In preparation for the test, there is always a lot of pressure on parents and children alike. This is because the outcome of the exam determines your child’s path through the education system. The 11+ exam is a big thing and it takes most students more than a year to prepare.

The preparation and high expectations from parents can lead to high levels of anxiety and nervousness. To help with this, we’re going to discuss how you can reduce your child’s stress level in preparation for the 11+ exam.

1. Be an early bird.

Early preparation is the best and it will go a long way in the quest for success in the 11 plus exam. Encourage your child to start early with reading and vocabulary building exercises. This will allow them to study at their own pace without much pressure.

2. Love them.

Remind your child that you’ll always love them regardless of how they do. Let them know that your love for them will not be affected by their performance in the exam.

3. And breathe

Keep calm – you the parent must ensure to keep calm at all times. If your child notices that you’re anxious, you might transfer this to them and this can lead to more stress. 

4. Relax

Parents should teach their child how to relax when they feel tensed or under pressure. Allow them to take a day off to relax and take their mind off the exam. Encourage them engage to take part in different relaxation activities such as listening to music, meditation, dancing or sports.

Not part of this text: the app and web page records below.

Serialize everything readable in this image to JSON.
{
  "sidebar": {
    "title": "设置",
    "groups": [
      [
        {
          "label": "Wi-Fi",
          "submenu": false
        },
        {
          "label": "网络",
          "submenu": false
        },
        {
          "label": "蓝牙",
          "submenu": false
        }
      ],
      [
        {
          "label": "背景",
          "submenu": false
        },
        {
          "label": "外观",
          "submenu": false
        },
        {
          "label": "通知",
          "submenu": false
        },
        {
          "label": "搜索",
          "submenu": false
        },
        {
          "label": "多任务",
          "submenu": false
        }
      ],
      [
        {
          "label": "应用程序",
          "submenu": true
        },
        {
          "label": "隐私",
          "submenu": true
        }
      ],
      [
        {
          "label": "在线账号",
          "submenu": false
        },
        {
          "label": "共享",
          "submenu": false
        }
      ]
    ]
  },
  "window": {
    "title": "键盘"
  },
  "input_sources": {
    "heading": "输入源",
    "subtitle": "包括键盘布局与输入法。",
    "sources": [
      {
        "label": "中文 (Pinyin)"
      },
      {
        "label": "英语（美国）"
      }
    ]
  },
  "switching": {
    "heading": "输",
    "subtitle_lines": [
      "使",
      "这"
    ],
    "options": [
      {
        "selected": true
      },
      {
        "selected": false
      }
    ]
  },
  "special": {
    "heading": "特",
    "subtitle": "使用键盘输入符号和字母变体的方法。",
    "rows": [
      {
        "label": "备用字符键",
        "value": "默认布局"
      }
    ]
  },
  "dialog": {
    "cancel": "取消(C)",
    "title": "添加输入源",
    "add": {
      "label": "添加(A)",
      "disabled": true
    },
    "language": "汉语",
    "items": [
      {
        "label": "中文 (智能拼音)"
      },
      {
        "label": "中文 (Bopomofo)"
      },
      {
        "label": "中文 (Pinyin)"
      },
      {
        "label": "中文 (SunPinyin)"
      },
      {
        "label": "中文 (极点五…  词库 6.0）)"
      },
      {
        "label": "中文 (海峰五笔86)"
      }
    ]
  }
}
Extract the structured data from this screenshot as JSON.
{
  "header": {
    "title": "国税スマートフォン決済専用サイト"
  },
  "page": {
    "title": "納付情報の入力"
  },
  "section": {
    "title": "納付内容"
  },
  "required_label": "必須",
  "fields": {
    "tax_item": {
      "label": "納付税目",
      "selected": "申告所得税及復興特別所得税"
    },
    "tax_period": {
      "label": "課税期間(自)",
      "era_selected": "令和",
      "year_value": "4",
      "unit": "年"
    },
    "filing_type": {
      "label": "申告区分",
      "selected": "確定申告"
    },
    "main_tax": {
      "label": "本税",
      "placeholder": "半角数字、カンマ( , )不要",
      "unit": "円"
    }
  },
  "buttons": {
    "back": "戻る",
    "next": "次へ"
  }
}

This may sound counterproductive but it is for stimulating their brain and makes them more ready for the exam. Years ago, one of my students was extremely nervous about her exam, she was literally shaking. Her mum simply took her to play tennis for the entire day, she sat the exam the following day and ended up doing extremely well. 

 5. Positivity.

You should encourage your child to be optimistic, help them to develop a positive growth mindset. This will go a long way in building their self-confidence and long-term academic skills. Keep encouraging them to visualise a successful outcome. You can even teach them affirmations and create a morning routine around positivity and personal growth.

6. Take out the pressure.

Try not to let your child feel that success in the 11+ exam is a do or die affair. You should not place the test on a pedestal. It will be too much a pressure if your child feels like the world will come to an end if they fail. 

7. Read together. 

Read to them before bedtime and get them to read to you as well. You can also ask them questions about what they’ve read. This is a way great of building comprehension skills.